List of the AYES.
Acheson, Visct. Cowper, hon. W. F.
Acland, Sir T. D. Craig, W. G.
Antrobus, E. Cripps, W.
Archdall, Capt. M. Deedes, W.
Bentinck, Lord G. Denison, J. E.
Boldero, H. G. Duckworth, Sir J. T. B.
Borthwick, P. Duncan, G.
Bouverie, hon. E. P. Dundas, Adm.
Bowles, Adm. Dundas, Sir D.
Bramston, T. W. East, Sir J. B.
Brotherton, J. Easthope, Sir J.
Brown, W. Egerton, W. T.
Buller, C. Ferguson, Sir R. A.
Buller, Sir J. Y. Filmer, Sir E.
Byng, rt. hon. G. S. Forster, M.
Carew, W. H. P. Gaskell, J. M.
Cavendish, hon. C. C. Gibson, rt. hon. T. M.
Clerk, rt. hon. Sir G. Gore, M.
Clive, Visct. Goulburn, rt. hon. H.
Graham, rt. hon. Sir J. Parker, J.
Greene, T. Philips, M.
Grey, rt. hon. Sir G. Price, Sir R.
Grosvenor, Lord R. Rich, H.
Halford, Sir H. Richards, R.
Hallyburton, Ld. G. F. G. Roebuck, J. A.
Halsey, T. P. Russell, Lord J.
Hamilton, Lord C. Russell, Lord C. J. F.
Henley, J. W. Rutherford, A.
Herbert, rt. hon. S. Seymer, H. K.
Hobhouse, rt. hon. Sir J. Seymour, Sir H. P.
Inglis, Sir R. H. Sheil, rt. hon. R. L.
Jervis, Sir J. Shelburne, Earl of
Labouchere, rt. hon. H. Somerville, Sir W. M.
Law, hon. C. E. Spooner, R.
Lindsay, Col. Strutt, rt. hon. E.
Macaulay, rt. hon. T. B. Thornely, T.
Mainwaring, T. Tyrell, Sir J. T.
Maule, rt. hon. F. Vyse, H.
Morpeth, Visct. Walpole, S. H.
Neeld, J. Ward, H. G.
Neville, R. Wilshere, W.
Newdegate, C. N. Wood, rt. hon. Sir C.
Nicholl, rt. hon. J. Wortley, hon. J. S.
O'Brien, A. S. TELLERS.
Packe, C. W. Tufnell, H.
Palmerston, Visct. Hill, Lord M.
List of the NOES.
Aglionby, H. A. Hindley, C.
Bennet, P. Hodgson, F.
Blackstone, W. S. Lawless, hon.

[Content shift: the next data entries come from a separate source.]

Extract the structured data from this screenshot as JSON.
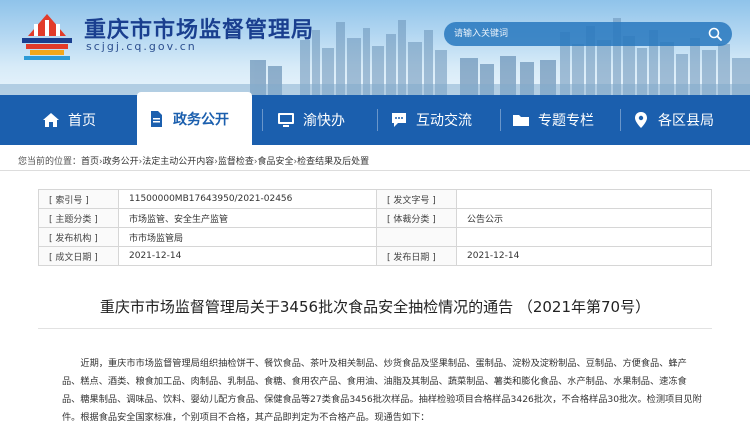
{
  "header": {
    "site_title": "重庆市市场监督管理局",
    "site_domain": "scjgj.cq.gov.cn",
    "search": {
      "placeholder": "请输入关键词"
    }
  },
  "nav": {
    "items": [
      {
        "label": "首页",
        "icon": "home-icon"
      },
      {
        "label": "政务公开",
        "icon": "document-icon",
        "active": true
      },
      {
        "label": "渝快办",
        "icon": "monitor-icon"
      },
      {
        "label": "互动交流",
        "icon": "chat-icon"
      },
      {
        "label": "专题专栏",
        "icon": "folder-icon"
      },
      {
        "label": "各区县局",
        "icon": "location-pin-icon"
      }
    ]
  },
  "breadcrumb": {
    "prefix": "您当前的位置：",
    "items": [
      "首页",
      "政务公开",
      "法定主动公开内容",
      "监督检查",
      "食品安全",
      "检查结果及后处置"
    ],
    "separator": "›"
  },
  "info": {
    "rows": [
      {
        "l1": "[ 索引号 ]",
        "v1": "11500000MB17643950/2021-02456",
        "l2": "[ 发文字号 ]",
        "v2": ""
      },
      {
        "l1": "[ 主题分类 ]",
        "v1": "市场监管、安全生产监管",
        "l2": "[ 体裁分类 ]",
        "v2": "公告公示"
      },
      {
        "l1": "[ 发布机构 ]",
        "v1": "市市场监管局",
        "l2": "",
        "v2": ""
      },
      {
        "l1": "[ 成文日期 ]",
        "v1": "2021-12-14",
        "l2": "[ 发布日期 ]",
        "v2": "2021-12-14"
      }
    ]
  },
  "article": {
    "title": "重庆市市场监督管理局关于3456批次食品安全抽检情况的通告 （2021年第70号）",
    "body": "近期，重庆市市场监督管理局组织抽检饼干、餐饮食品、茶叶及相关制品、炒货食品及坚果制品、蛋制品、淀粉及淀粉制品、豆制品、方便食品、蜂产品、糕点、酒类、粮食加工品、肉制品、乳制品、食糖、食用农产品、食用油、油脂及其制品、蔬菜制品、薯类和膨化食品、水产制品、水果制品、速冻食品、糖果制品、调味品、饮料、婴幼儿配方食品、保健食品等27类食品3456批次样品。抽样检验项目合格样品3426批次，不合格样品30批次。检测项目见附件。根据食品安全国家标准，个别项目不合格，其产品即判定为不合格产品。现通告如下："
  },
  "colors": {
    "nav_bg": "#1b5fae",
    "title_blue": "#1a3f8f"
  }
}
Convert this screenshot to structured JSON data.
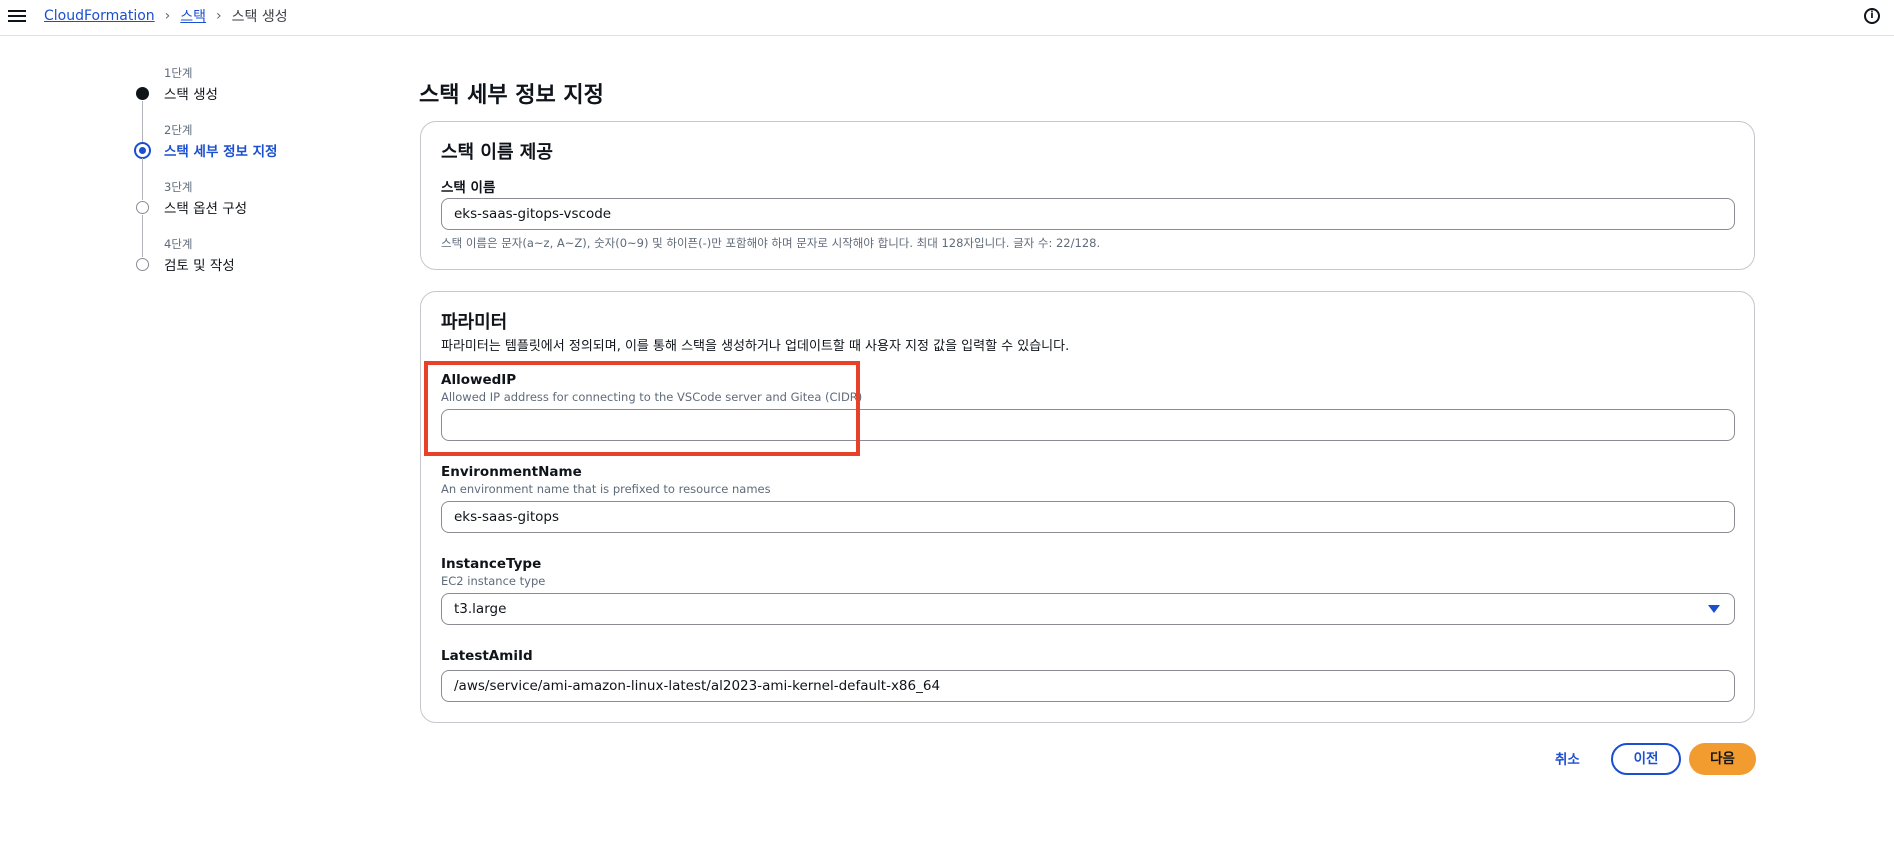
{
  "breadcrumb": {
    "root": "CloudFormation",
    "stacks": "스택",
    "current": "스택 생성"
  },
  "steps": [
    {
      "num": "1단계",
      "title": "스택 생성",
      "state": "done"
    },
    {
      "num": "2단계",
      "title": "스택 세부 정보 지정",
      "state": "active"
    },
    {
      "num": "3단계",
      "title": "스택 옵션 구성",
      "state": "pending"
    },
    {
      "num": "4단계",
      "title": "검토 및 작성",
      "state": "pending"
    }
  ],
  "page": {
    "title": "스택 세부 정보 지정"
  },
  "stack_name_card": {
    "title": "스택 이름 제공",
    "label": "스택 이름",
    "value": "eks-saas-gitops-vscode",
    "hint": "스택 이름은 문자(a~z, A~Z), 숫자(0~9) 및 하이픈(-)만 포함해야 하며 문자로 시작해야 합니다. 최대 128자입니다. 글자 수: 22/128."
  },
  "parameters_card": {
    "title": "파라미터",
    "description": "파라미터는 템플릿에서 정의되며, 이를 통해 스택을 생성하거나 업데이트할 때 사용자 지정 값을 입력할 수 있습니다.",
    "params": {
      "allowed_ip": {
        "label": "AllowedIP",
        "desc": "Allowed IP address for connecting to the VSCode server and Gitea (CIDR)",
        "value": ""
      },
      "environment_name": {
        "label": "EnvironmentName",
        "desc": "An environment name that is prefixed to resource names",
        "value": "eks-saas-gitops"
      },
      "instance_type": {
        "label": "InstanceType",
        "desc": "EC2 instance type",
        "value": "t3.large"
      },
      "latest_ami_id": {
        "label": "LatestAmiId",
        "value": "/aws/service/ami-amazon-linux-latest/al2023-ami-kernel-default-x86_64"
      }
    }
  },
  "footer": {
    "cancel": "취소",
    "previous": "이전",
    "next": "다음"
  },
  "colors": {
    "accent": "#1b4fd1",
    "primary_button": "#f29b2f",
    "highlight_box": "#e8412a"
  },
  "icons": {
    "menu": "hamburger-icon",
    "info": "info-icon",
    "select": "caret-down-icon"
  }
}
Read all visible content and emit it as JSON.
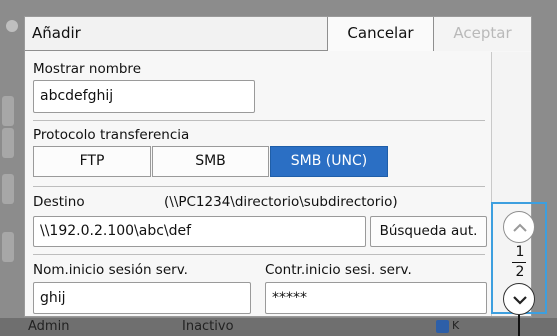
{
  "dialog": {
    "title": "Añadir",
    "cancel_label": "Cancelar",
    "ok_label": "Aceptar"
  },
  "display_name": {
    "label": "Mostrar nombre",
    "value": "abcdefghij"
  },
  "protocol": {
    "label": "Protocolo transferencia",
    "options": [
      "FTP",
      "SMB",
      "SMB (UNC)"
    ],
    "selected": "SMB (UNC)"
  },
  "destination": {
    "label": "Destino",
    "hint": "(\\\\PC1234\\directorio\\subdirectorio)",
    "value": "\\\\192.0.2.100\\abc\\def",
    "search_label": "Búsqueda aut."
  },
  "login_name": {
    "label": "Nom.inicio sesión serv.",
    "value": "ghij"
  },
  "login_password": {
    "label": "Contr.inicio sesi. serv.",
    "value": "*****"
  },
  "pager": {
    "current": "1",
    "total": "2"
  },
  "background": {
    "user": "Admin",
    "status": "Inactivo"
  },
  "colors": {
    "accent": "#2b6fc4",
    "highlight": "#3d9fdf"
  }
}
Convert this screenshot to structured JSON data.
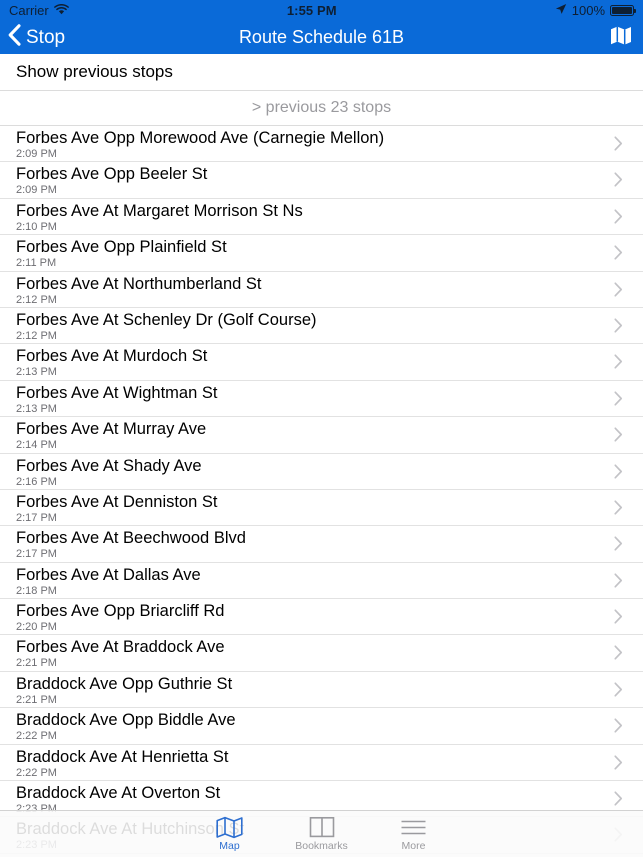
{
  "status_bar": {
    "carrier": "Carrier",
    "wifi_icon": "wifi-icon",
    "time": "1:55 PM",
    "location_icon": "location-arrow-icon",
    "battery_percent": "100%",
    "battery_icon": "battery-full-icon"
  },
  "nav_bar": {
    "back_icon": "chevron-left-icon",
    "back_label": "Stop",
    "title": "Route Schedule 61B",
    "map_icon": "map-icon",
    "background_color": "#0a6ad8",
    "tint_color": "#ffffff"
  },
  "content": {
    "show_previous_stops_label": "Show previous stops",
    "previous_stops_label": "> previous 23 stops",
    "disclosure_icon": "chevron-right-icon",
    "stops": [
      {
        "name": "Forbes Ave Opp Morewood Ave (Carnegie Mellon)",
        "time": "2:09 PM"
      },
      {
        "name": "Forbes Ave Opp Beeler St",
        "time": "2:09 PM"
      },
      {
        "name": "Forbes Ave At Margaret Morrison St Ns",
        "time": "2:10 PM"
      },
      {
        "name": "Forbes Ave Opp Plainfield St",
        "time": "2:11 PM"
      },
      {
        "name": "Forbes Ave At Northumberland St",
        "time": "2:12 PM"
      },
      {
        "name": "Forbes Ave At Schenley Dr (Golf Course)",
        "time": "2:12 PM"
      },
      {
        "name": "Forbes Ave At Murdoch St",
        "time": "2:13 PM"
      },
      {
        "name": "Forbes Ave At Wightman St",
        "time": "2:13 PM"
      },
      {
        "name": "Forbes Ave At Murray Ave",
        "time": "2:14 PM"
      },
      {
        "name": "Forbes Ave At Shady Ave",
        "time": "2:16 PM"
      },
      {
        "name": "Forbes Ave At Denniston St",
        "time": "2:17 PM"
      },
      {
        "name": "Forbes Ave At Beechwood Blvd",
        "time": "2:17 PM"
      },
      {
        "name": "Forbes Ave At Dallas Ave",
        "time": "2:18 PM"
      },
      {
        "name": "Forbes Ave Opp Briarcliff Rd",
        "time": "2:20 PM"
      },
      {
        "name": "Forbes Ave At Braddock Ave",
        "time": "2:21 PM"
      },
      {
        "name": "Braddock Ave Opp Guthrie St",
        "time": "2:21 PM"
      },
      {
        "name": "Braddock Ave Opp Biddle Ave",
        "time": "2:22 PM"
      },
      {
        "name": "Braddock Ave At Henrietta St",
        "time": "2:22 PM"
      },
      {
        "name": "Braddock Ave At Overton St",
        "time": "2:23 PM"
      },
      {
        "name": "Braddock Ave At Hutchinson St",
        "time": "2:23 PM"
      }
    ]
  },
  "tab_bar": {
    "active_color": "#2e6fd0",
    "inactive_color": "#9a9a9e",
    "tabs": [
      {
        "label": "Map",
        "icon": "map-icon",
        "active": true
      },
      {
        "label": "Bookmarks",
        "icon": "book-icon",
        "active": false
      },
      {
        "label": "More",
        "icon": "hamburger-icon",
        "active": false
      }
    ]
  }
}
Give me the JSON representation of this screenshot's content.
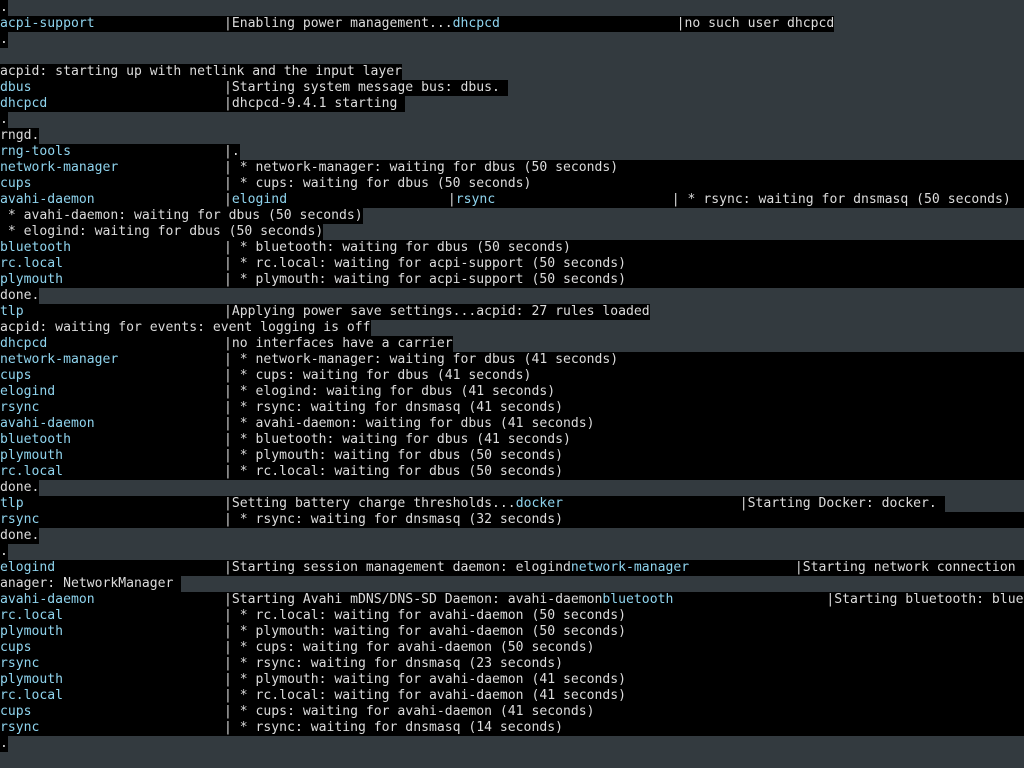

C.
Collins, W. M'Carthy, A.
Colville, C. R. Morris, D.
Duncombe, T. O'Connell, M. J.
Duncombe, hon. O. Pechell, Capt.
Escott, B. Sheridan, R. B.
Evans, Sir De L. TELLERS.
Frewen, C. H. Etwall, R.
Fuller, A. E. Wakley, T.

Committee appointed to draw up reasons to be submitted to the Lords at a conference for disagreeing with the Lords' Amendment.

House adjourned at Two o'clock.